Ingredients: white paint, glass slides, carbon and blackberries (the fruit, not the personal digital assistant).
These cells represent one of the options being considered for the third-generation solar cell, according to Dr. Glenn Lipscomb, professor and chair of chemical and environmental engineering.
Referred to as dye-sensitized solar cells, the devices use dye that gives blackberries their color to capture sunlight, he explained. This leads to the release of electrons and the flow of electricity. The dye hands off the electrons to a titanium dioxide layer — the white paint pigment — which sends the electrons to an electric device.
“The solar cell is constructed by simply painting an electrically conducting glass slide — graciously provided by our local Pilkington plant — with the white pigment and firing it in an oven,” Lipscomb said. The slide is then immersed in blackberry juice to attach the dye, and a second slide is coated with carbon by placing it in the flame of a candle. Placing the two slides in contact with each other and adding a little iodine yields the final solar cell.

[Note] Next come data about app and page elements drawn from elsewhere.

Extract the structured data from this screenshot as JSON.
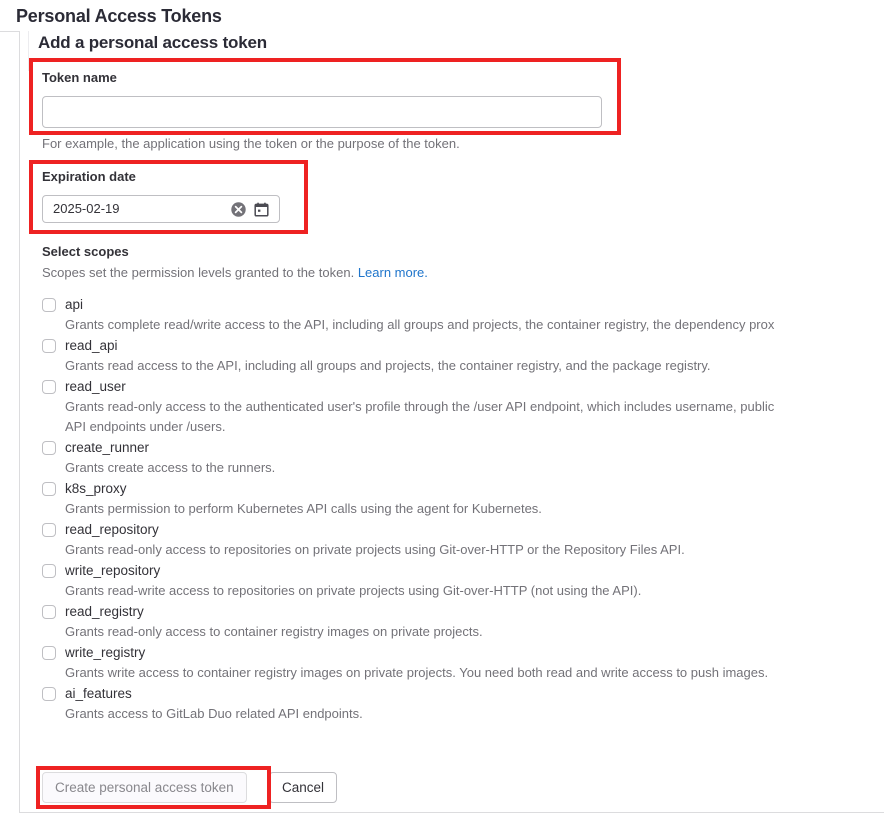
{
  "page": {
    "title": "Personal Access Tokens"
  },
  "card": {
    "heading": "Add a personal access token"
  },
  "token_name": {
    "label": "Token name",
    "value": "",
    "placeholder": "",
    "help": "For example, the application using the token or the purpose of the token."
  },
  "expiration": {
    "label": "Expiration date",
    "value": "2025-02-19",
    "clear_icon": "clear-circle-icon",
    "calendar_icon": "calendar-icon"
  },
  "scopes": {
    "title": "Select scopes",
    "description": "Scopes set the permission levels granted to the token.",
    "learn_more": "Learn more.",
    "items": [
      {
        "name": "api",
        "checked": false,
        "description": "Grants complete read/write access to the API, including all groups and projects, the container registry, the dependency prox"
      },
      {
        "name": "read_api",
        "checked": false,
        "description": "Grants read access to the API, including all groups and projects, the container registry, and the package registry."
      },
      {
        "name": "read_user",
        "checked": false,
        "description": "Grants read-only access to the authenticated user's profile through the /user API endpoint, which includes username, public\nAPI endpoints under /users."
      },
      {
        "name": "create_runner",
        "checked": false,
        "description": "Grants create access to the runners."
      },
      {
        "name": "k8s_proxy",
        "checked": false,
        "description": "Grants permission to perform Kubernetes API calls using the agent for Kubernetes."
      },
      {
        "name": "read_repository",
        "checked": false,
        "description": "Grants read-only access to repositories on private projects using Git-over-HTTP or the Repository Files API."
      },
      {
        "name": "write_repository",
        "checked": false,
        "description": "Grants read-write access to repositories on private projects using Git-over-HTTP (not using the API)."
      },
      {
        "name": "read_registry",
        "checked": false,
        "description": "Grants read-only access to container registry images on private projects."
      },
      {
        "name": "write_registry",
        "checked": false,
        "description": "Grants write access to container registry images on private projects. You need both read and write access to push images."
      },
      {
        "name": "ai_features",
        "checked": false,
        "description": "Grants access to GitLab Duo related API endpoints."
      }
    ]
  },
  "actions": {
    "create_label": "Create personal access token",
    "create_disabled": true,
    "cancel_label": "Cancel"
  },
  "colors": {
    "link": "#1f75cb",
    "annotation": "#ee2222",
    "text": "#333238",
    "muted": "#737278",
    "border": "#bfbfc3"
  }
}
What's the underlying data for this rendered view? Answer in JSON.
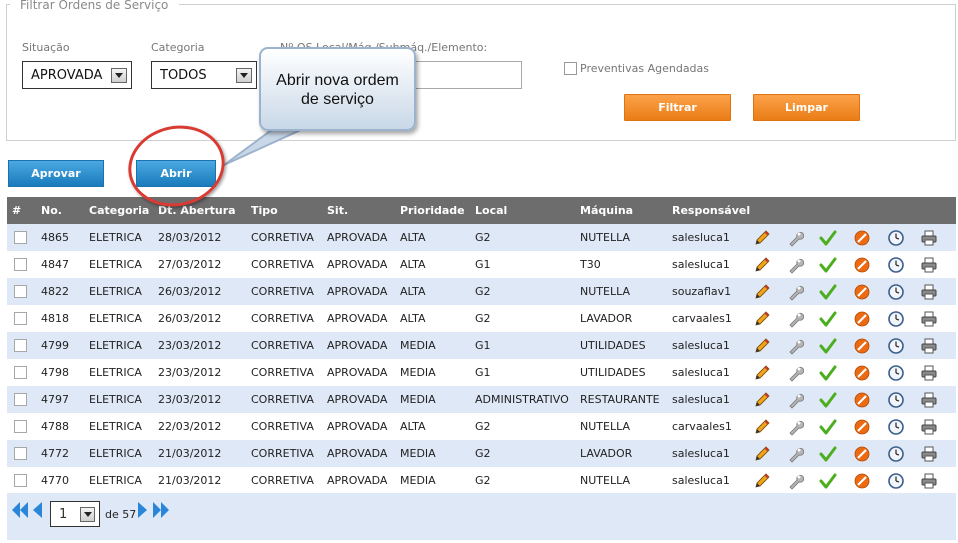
{
  "filter": {
    "legend": "Filtrar Ordens de Serviço",
    "situacao_label": "Situação",
    "situacao_value": "APROVADA",
    "categoria_label": "Categoria",
    "categoria_value": "TODOS",
    "local_label": "Nº OS    Local/Máq./Submáq./Elemento:",
    "local_value": "",
    "preventivas_label": "Preventivas Agendadas",
    "filtrar_label": "Filtrar",
    "limpar_label": "Limpar"
  },
  "actions": {
    "aprovar_label": "Aprovar",
    "abrir_label": "Abrir"
  },
  "callout": {
    "line1": "Abrir nova ordem",
    "line2": "de serviço"
  },
  "table": {
    "headers": [
      "#",
      "No.",
      "Categoria",
      "Dt. Abertura",
      "Tipo",
      "Sit.",
      "Prioridade",
      "Local",
      "Máquina",
      "Responsável"
    ],
    "rows": [
      [
        "4865",
        "ELETRICA",
        "28/03/2012",
        "CORRETIVA",
        "APROVADA",
        "ALTA",
        "G2",
        "NUTELLA",
        "salesluca1"
      ],
      [
        "4847",
        "ELETRICA",
        "27/03/2012",
        "CORRETIVA",
        "APROVADA",
        "ALTA",
        "G1",
        "T30",
        "salesluca1"
      ],
      [
        "4822",
        "ELETRICA",
        "26/03/2012",
        "CORRETIVA",
        "APROVADA",
        "ALTA",
        "G2",
        "NUTELLA",
        "souzaflav1"
      ],
      [
        "4818",
        "ELETRICA",
        "26/03/2012",
        "CORRETIVA",
        "APROVADA",
        "ALTA",
        "G2",
        "LAVADOR",
        "carvaales1"
      ],
      [
        "4799",
        "ELETRICA",
        "23/03/2012",
        "CORRETIVA",
        "APROVADA",
        "MEDIA",
        "G1",
        "UTILIDADES",
        "salesluca1"
      ],
      [
        "4798",
        "ELETRICA",
        "23/03/2012",
        "CORRETIVA",
        "APROVADA",
        "MEDIA",
        "G1",
        "UTILIDADES",
        "salesluca1"
      ],
      [
        "4797",
        "ELETRICA",
        "23/03/2012",
        "CORRETIVA",
        "APROVADA",
        "MEDIA",
        "ADMINISTRATIVO",
        "RESTAURANTE",
        "salesluca1"
      ],
      [
        "4788",
        "ELETRICA",
        "22/03/2012",
        "CORRETIVA",
        "APROVADA",
        "ALTA",
        "G2",
        "NUTELLA",
        "carvaales1"
      ],
      [
        "4772",
        "ELETRICA",
        "21/03/2012",
        "CORRETIVA",
        "APROVADA",
        "MEDIA",
        "G2",
        "LAVADOR",
        "salesluca1"
      ],
      [
        "4770",
        "ELETRICA",
        "21/03/2012",
        "CORRETIVA",
        "APROVADA",
        "MEDIA",
        "G2",
        "NUTELLA",
        "salesluca1"
      ]
    ],
    "row_icons": [
      "pencil-icon",
      "wrench-icon",
      "check-icon",
      "cancel-icon",
      "clock-icon",
      "printer-icon"
    ]
  },
  "pager": {
    "page": "1",
    "of_label": "de 57"
  },
  "colors": {
    "orange": "#f28a22",
    "blue": "#1f84c7",
    "header_gray": "#6d6d6d",
    "row_alt": "#dfe8f6"
  }
}
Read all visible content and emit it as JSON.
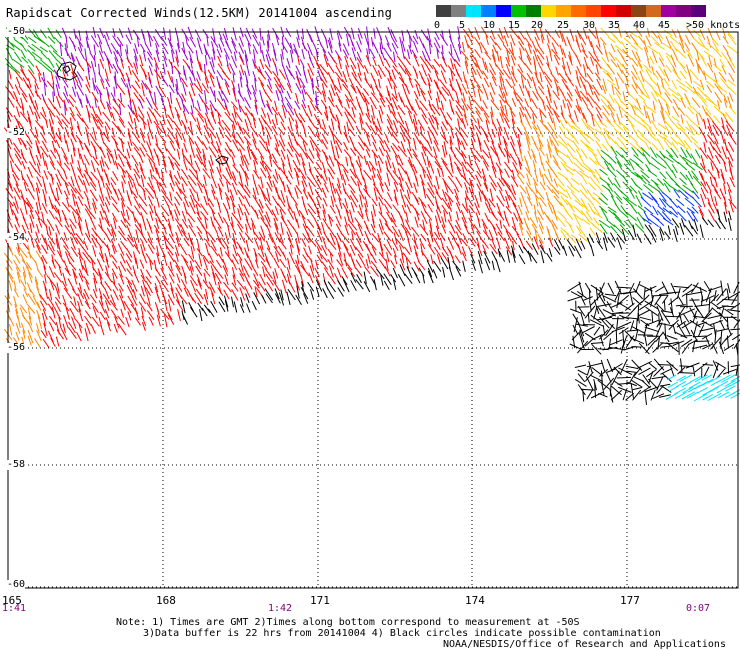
{
  "title": "Rapidscat Corrected Winds(12.5KM) 20141004 ascending",
  "colorbar": {
    "labels": [
      "0",
      "5",
      "10",
      "15",
      "20",
      "25",
      "30",
      "35",
      "40",
      "45",
      ">50 knots"
    ],
    "colors": [
      "#404040",
      "#808080",
      "#00e5ff",
      "#0080ff",
      "#0000ff",
      "#00c000",
      "#008000",
      "#ffd700",
      "#ffa500",
      "#ff6a00",
      "#ff4500",
      "#ff0000",
      "#d00000",
      "#8b4513",
      "#d2691e",
      "#a000a0",
      "#800080",
      "#5a007a"
    ]
  },
  "lat_labels": [
    "-50",
    "-52",
    "-54",
    "-56",
    "-58",
    "-60"
  ],
  "lon_labels": [
    "165",
    "168",
    "171",
    "174",
    "177"
  ],
  "time_labels": [
    "1:41",
    "1:42",
    "0:07"
  ],
  "notes": {
    "line1": "Note: 1) Times are GMT 2)Times along bottom correspond to measurement at -50S",
    "line2": "3)Data buffer is 22 hrs from 20141004 4) Black circles indicate possible contamination",
    "line3": "NOAA/NESDIS/Office of Research and Applications"
  },
  "wind_colors": {
    "purple": "#9900cc",
    "red": "#ff0000",
    "orange_red": "#ff3300",
    "orange": "#ff8800",
    "yellow": "#ffcc00",
    "green": "#00aa00",
    "blue": "#0033ff",
    "cyan": "#00e5ff",
    "black": "#000000"
  }
}
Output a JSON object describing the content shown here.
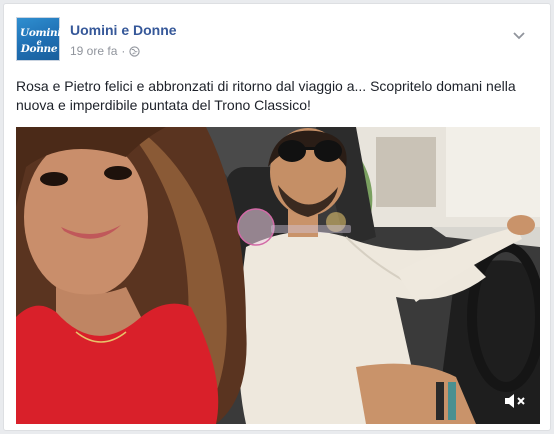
{
  "post": {
    "page_name": "Uomini e Donne",
    "timestamp": "19 ore fa",
    "separator": "·",
    "text": "Rosa e Pietro felici e abbronzati di ritorno dal viaggio a... Scopritelo domani nella nuova e imperdibile puntata del Trono Classico!",
    "avatar_logo": [
      "Uomini",
      "e",
      "Donne"
    ],
    "privacy_icon": "globe-icon",
    "options_icon": "chevron-down-icon"
  },
  "video": {
    "sound_icon": "mute-icon",
    "description_colors": {
      "dress": "#d9202a",
      "shirt": "#f2ede4",
      "car_interior": "#2b2b2b"
    }
  },
  "colors": {
    "link": "#365899",
    "meta": "#90949c",
    "text": "#1d2129",
    "background": "#e9ebee"
  }
}
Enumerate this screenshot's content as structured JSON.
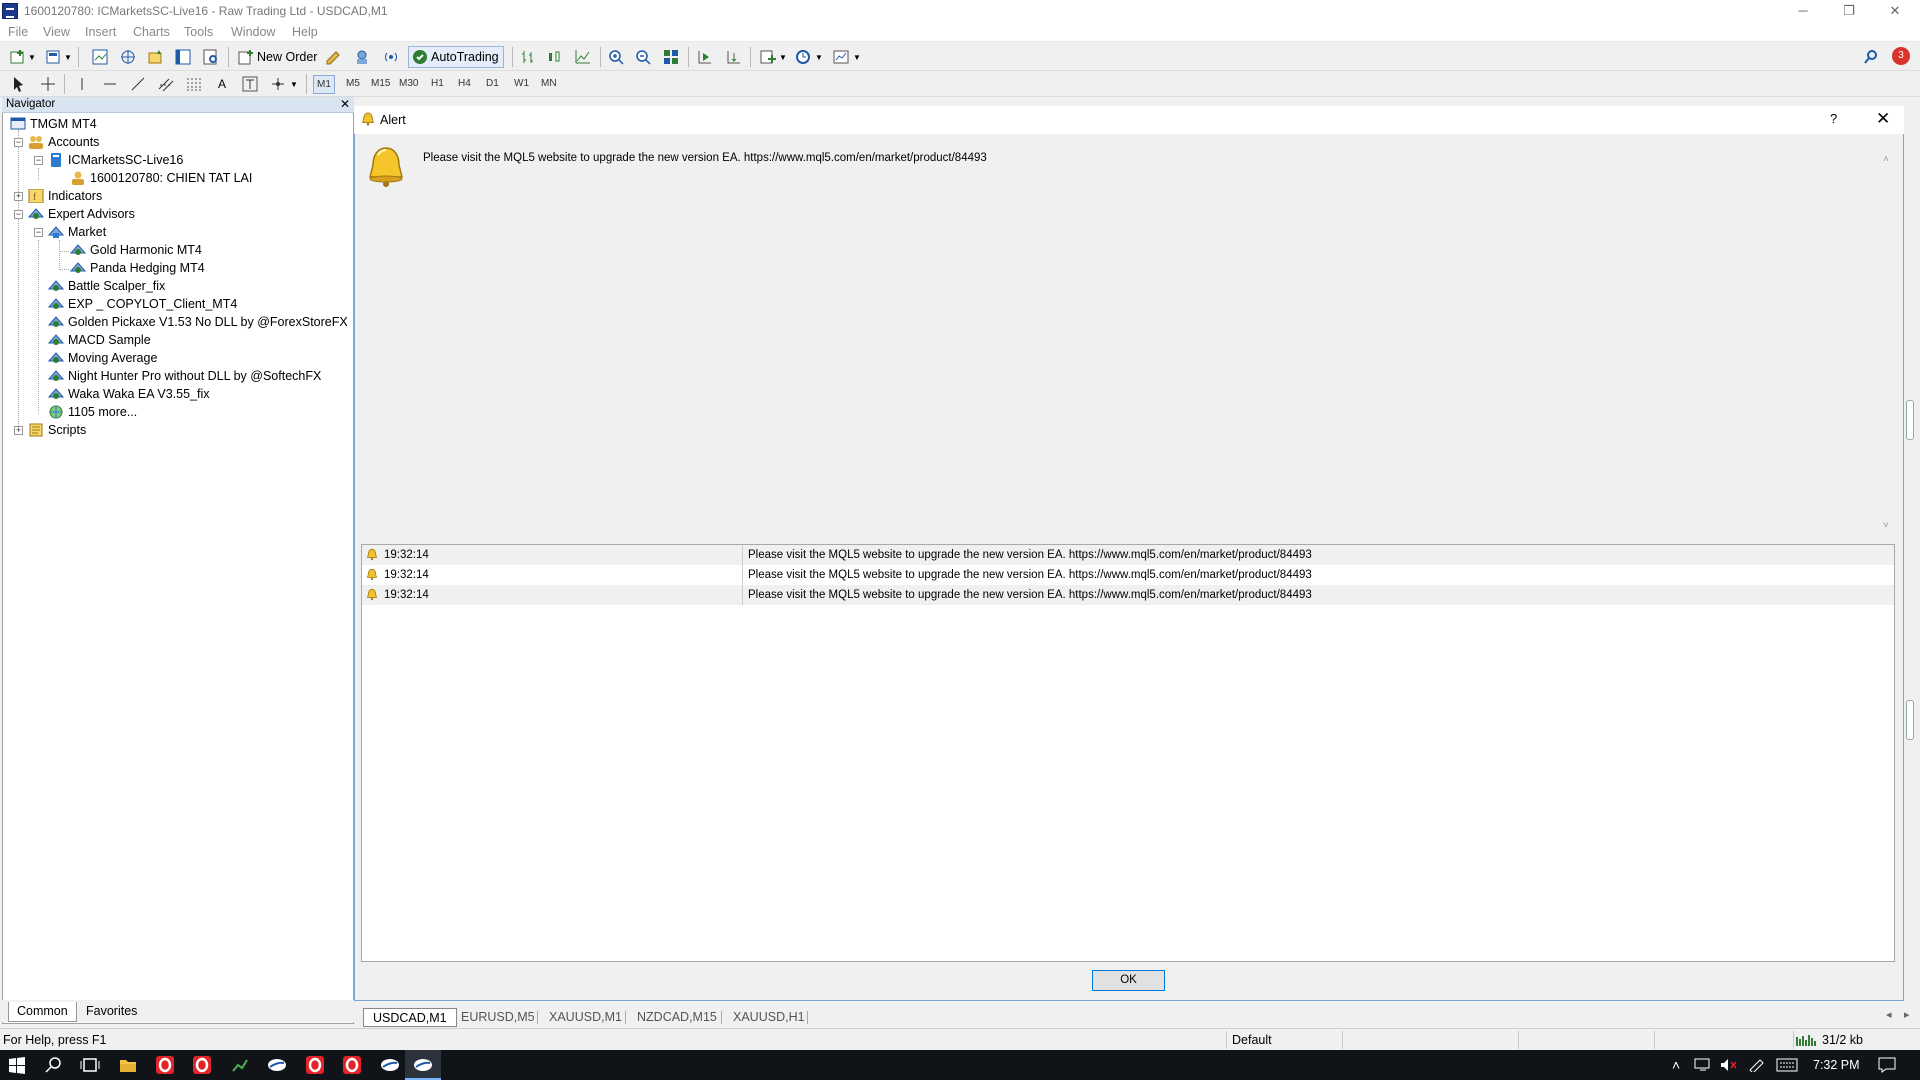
{
  "window": {
    "title": "1600120780: ICMarketsSC-Live16 - Raw Trading Ltd - USDCAD,M1"
  },
  "menu": [
    "File",
    "View",
    "Insert",
    "Charts",
    "Tools",
    "Window",
    "Help"
  ],
  "toolbar": {
    "new_order": "New Order",
    "auto_trading": "AutoTrading",
    "timeframes": [
      "M1",
      "M5",
      "M15",
      "M30",
      "H1",
      "H4",
      "D1",
      "W1",
      "MN"
    ],
    "active_timeframe": "M1",
    "notification_count": "3"
  },
  "navigator": {
    "header": "Navigator",
    "root": "TMGM MT4",
    "accounts": "Accounts",
    "server": "ICMarketsSC-Live16",
    "account": "1600120780: CHIEN TAT LAI",
    "indicators": "Indicators",
    "expert_advisors": "Expert Advisors",
    "market": "Market",
    "market_items": [
      "Gold Harmonic MT4",
      "Panda Hedging MT4"
    ],
    "ea_items": [
      "Battle Scalper_fix",
      "EXP _ COPYLOT_Client_MT4",
      "Golden Pickaxe V1.53 No DLL by @ForexStoreFX",
      "MACD Sample",
      "Moving Average",
      "Night Hunter Pro without DLL by @SoftechFX",
      "Waka Waka EA V3.55_fix"
    ],
    "more": "1105 more...",
    "scripts": "Scripts",
    "tabs": [
      "Common",
      "Favorites"
    ]
  },
  "alert": {
    "title": "Alert",
    "help": "?",
    "message": "Please visit the MQL5 website to upgrade the new version EA. https://www.mql5.com/en/market/product/84493",
    "rows": [
      {
        "time": "19:32:14",
        "message": "Please visit the MQL5 website to upgrade the new version EA. https://www.mql5.com/en/market/product/84493"
      },
      {
        "time": "19:32:14",
        "message": "Please visit the MQL5 website to upgrade the new version EA. https://www.mql5.com/en/market/product/84493"
      },
      {
        "time": "19:32:14",
        "message": "Please visit the MQL5 website to upgrade the new version EA. https://www.mql5.com/en/market/product/84493"
      }
    ],
    "ok": "OK"
  },
  "chart_tabs": [
    "USDCAD,M1",
    "EURUSD,M5",
    "XAUUSD,M1",
    "NZDCAD,M15",
    "XAUUSD,H1"
  ],
  "status": {
    "help": "For Help, press F1",
    "profile": "Default",
    "traffic": "31/2 kb"
  },
  "taskbar": {
    "time": "7:32 PM"
  }
}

“It’s amazing how easily you can construct these solar cells,” Lipscomb said. “Their potential is enormous. This lab exercise provides students a potential glimpse of future employment opportunities.”
Orientation and Computing for Chemical Engineers is the first class that freshman chemical engineering students take. In class, they are introduced to chemical engineering problem-solving techniques and participate in laboratory activities.